Sheppard Air Force Base, the largest and most diverse training base in air education and training command, recently installed an advanced Wi-Fi network throughout its training facilities, classrooms and dormitories to provide immersive learning experiences for both technical and flying training. Launching fast Wi-Fi connectivity enhances the professional military education the base provides for pilots and the airmen overseeing avionics maintenance, flight equipment, fuels, aerospace ground equipment, civil and electrical engineering, and telecommunications.
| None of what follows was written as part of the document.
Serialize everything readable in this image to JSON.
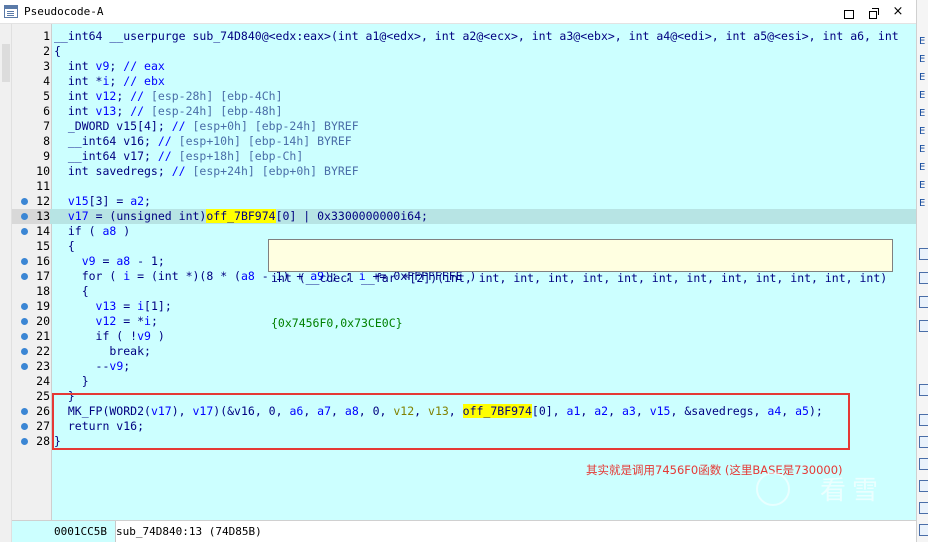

At Naval Air Station Whidbey Island, 5G is powering critical operational use cases. A new private 5G network connects aviation hangars, warehouses, flight line operations, AR/VR operations and training, asset tracking and advanced supply chain management. Private 5G networks are designed with dedicated wireless bandwidth to provide enhanced security, coverage, capacity and speed—key elements for securely connecting next generation military communications and base operations. Private networks operate independently of public cellular networks to connect more devices and run data-heavy applications.
Beyond mission critical communications, 5G and Wi-Fi can create significant improvements in the quality of life for service members and their families. With high-speed internet access, troops can stay connected with family and friends and enjoy everyday things many of us take for granted like streaming a football game, sending an email or playing the latest video game.
More than 85 Army, Air Force, Marine Corps, Navy and Homeland Security Training Center locations have equipped their bases with Boingo Wi-Fi to give troops instant internet service and support quality of life programs.
Due to the mobility of troops, wireless networks must transcend geographical limitations. Troops who sign up for Boingo Wi-Fi at one base can use the same account as they move to other Boingo-connected bases around the world. The service also works in common areas and recreational facilities. Whether a relocation, deployment or training in an austere environment, where troops go Boingo Wi-Fi follows.
“At Boingo, we believe it should be a basic requirement that troops have access to high-quality Wi-Fi where they live on base. It should also be a basic requirement that the wireless service moves with them. No hassle, no geographical limits,” said Gray.
With base-wide 5G and Wi-Fi, military installations are becoming smart cities of their own. By ensuring connectivity across the entire base, military personnel can fulfill their missions and maintain the U.S. military’s technological advantage.
Article originally appeared on Signal Media.